====== Raw data

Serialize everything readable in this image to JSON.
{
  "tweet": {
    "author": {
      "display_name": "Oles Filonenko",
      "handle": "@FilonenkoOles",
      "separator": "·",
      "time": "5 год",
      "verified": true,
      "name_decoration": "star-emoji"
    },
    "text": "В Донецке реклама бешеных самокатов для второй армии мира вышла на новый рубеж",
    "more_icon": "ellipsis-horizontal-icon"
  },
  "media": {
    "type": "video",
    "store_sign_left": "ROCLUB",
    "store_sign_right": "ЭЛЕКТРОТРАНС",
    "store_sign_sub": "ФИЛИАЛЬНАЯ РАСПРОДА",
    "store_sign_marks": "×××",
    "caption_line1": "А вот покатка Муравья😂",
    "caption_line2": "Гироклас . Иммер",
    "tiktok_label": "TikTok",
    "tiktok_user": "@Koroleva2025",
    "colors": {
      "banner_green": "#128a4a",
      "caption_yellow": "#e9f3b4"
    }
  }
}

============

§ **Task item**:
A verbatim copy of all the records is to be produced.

§ **Task response**:
Serialize everything readable in this image to JSON.
{
  "tweet": {
    "author": {
      "display_name": "Oles Filonenko",
      "handle": "@FilonenkoOles",
      "separator": "·",
      "time": "5 год",
      "verified": true,
      "name_decoration": "star-emoji"
    },
    "text": "В Донецке реклама бешеных самокатов для второй армии мира вышла на новый рубеж",
    "more_icon": "ellipsis-horizontal-icon"
  },
  "media": {
    "type": "video",
    "store_sign_left": "ROCLUB",
    "store_sign_right": "ЭЛЕКТРОТРАНС",
    "store_sign_sub": "ФИЛИАЛЬНАЯ РАСПРОДА",
    "store_sign_marks": "×××",
    "caption_line1": "А вот покатка Муравья😂",
    "caption_line2": "Гироклас . Иммер",
    "tiktok_label": "TikTok",
    "tiktok_user": "@Koroleva2025",
    "colors": {
      "banner_green": "#128a4a",
      "caption_yellow": "#e9f3b4"
    }
  }
}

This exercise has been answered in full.